THE PROBLEM — Write out all of the records exactly once more and skip the images.

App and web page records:
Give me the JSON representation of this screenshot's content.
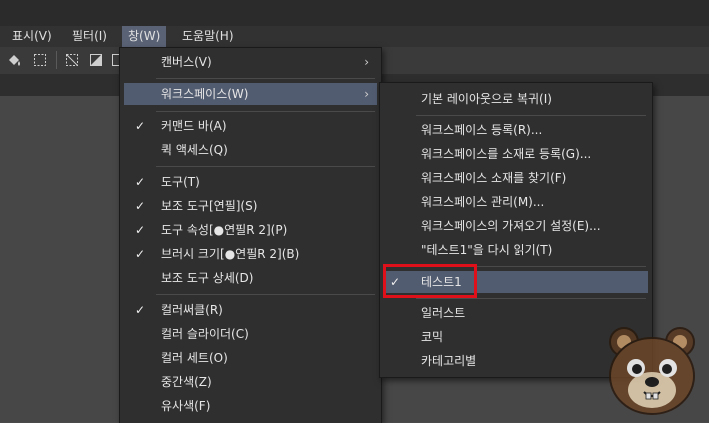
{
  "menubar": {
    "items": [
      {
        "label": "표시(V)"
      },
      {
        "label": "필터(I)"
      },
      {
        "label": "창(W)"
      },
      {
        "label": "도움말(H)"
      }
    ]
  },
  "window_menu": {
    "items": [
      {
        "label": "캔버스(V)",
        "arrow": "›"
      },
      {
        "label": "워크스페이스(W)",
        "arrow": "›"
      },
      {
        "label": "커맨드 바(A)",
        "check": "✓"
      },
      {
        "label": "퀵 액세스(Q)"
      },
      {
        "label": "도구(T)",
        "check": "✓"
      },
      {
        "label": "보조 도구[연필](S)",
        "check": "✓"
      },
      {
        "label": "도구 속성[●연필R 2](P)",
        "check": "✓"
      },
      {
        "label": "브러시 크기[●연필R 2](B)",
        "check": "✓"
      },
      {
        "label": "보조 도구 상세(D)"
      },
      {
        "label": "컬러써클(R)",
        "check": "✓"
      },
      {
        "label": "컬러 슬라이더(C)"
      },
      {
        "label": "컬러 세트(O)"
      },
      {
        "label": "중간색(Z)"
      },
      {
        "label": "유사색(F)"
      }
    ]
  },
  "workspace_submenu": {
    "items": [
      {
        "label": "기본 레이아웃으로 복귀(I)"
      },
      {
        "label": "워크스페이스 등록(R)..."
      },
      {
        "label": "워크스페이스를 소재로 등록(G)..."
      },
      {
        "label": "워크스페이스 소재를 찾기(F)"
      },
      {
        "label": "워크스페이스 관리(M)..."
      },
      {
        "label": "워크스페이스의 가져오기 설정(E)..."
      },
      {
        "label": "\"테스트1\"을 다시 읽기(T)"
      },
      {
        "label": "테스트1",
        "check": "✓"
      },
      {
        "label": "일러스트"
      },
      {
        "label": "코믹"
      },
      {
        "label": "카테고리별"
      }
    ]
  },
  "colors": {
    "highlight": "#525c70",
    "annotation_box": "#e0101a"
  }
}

RESULT —
Give me the JSON representation of this screenshot's content.
{
  "menubar": {
    "items": [
      {
        "label": "표시(V)"
      },
      {
        "label": "필터(I)"
      },
      {
        "label": "창(W)"
      },
      {
        "label": "도움말(H)"
      }
    ]
  },
  "window_menu": {
    "items": [
      {
        "label": "캔버스(V)",
        "arrow": "›"
      },
      {
        "label": "워크스페이스(W)",
        "arrow": "›"
      },
      {
        "label": "커맨드 바(A)",
        "check": "✓"
      },
      {
        "label": "퀵 액세스(Q)"
      },
      {
        "label": "도구(T)",
        "check": "✓"
      },
      {
        "label": "보조 도구[연필](S)",
        "check": "✓"
      },
      {
        "label": "도구 속성[●연필R 2](P)",
        "check": "✓"
      },
      {
        "label": "브러시 크기[●연필R 2](B)",
        "check": "✓"
      },
      {
        "label": "보조 도구 상세(D)"
      },
      {
        "label": "컬러써클(R)",
        "check": "✓"
      },
      {
        "label": "컬러 슬라이더(C)"
      },
      {
        "label": "컬러 세트(O)"
      },
      {
        "label": "중간색(Z)"
      },
      {
        "label": "유사색(F)"
      }
    ]
  },
  "workspace_submenu": {
    "items": [
      {
        "label": "기본 레이아웃으로 복귀(I)"
      },
      {
        "label": "워크스페이스 등록(R)..."
      },
      {
        "label": "워크스페이스를 소재로 등록(G)..."
      },
      {
        "label": "워크스페이스 소재를 찾기(F)"
      },
      {
        "label": "워크스페이스 관리(M)..."
      },
      {
        "label": "워크스페이스의 가져오기 설정(E)..."
      },
      {
        "label": "\"테스트1\"을 다시 읽기(T)"
      },
      {
        "label": "테스트1",
        "check": "✓"
      },
      {
        "label": "일러스트"
      },
      {
        "label": "코믹"
      },
      {
        "label": "카테고리별"
      }
    ]
  },
  "colors": {
    "highlight": "#525c70",
    "annotation_box": "#e0101a"
  }
}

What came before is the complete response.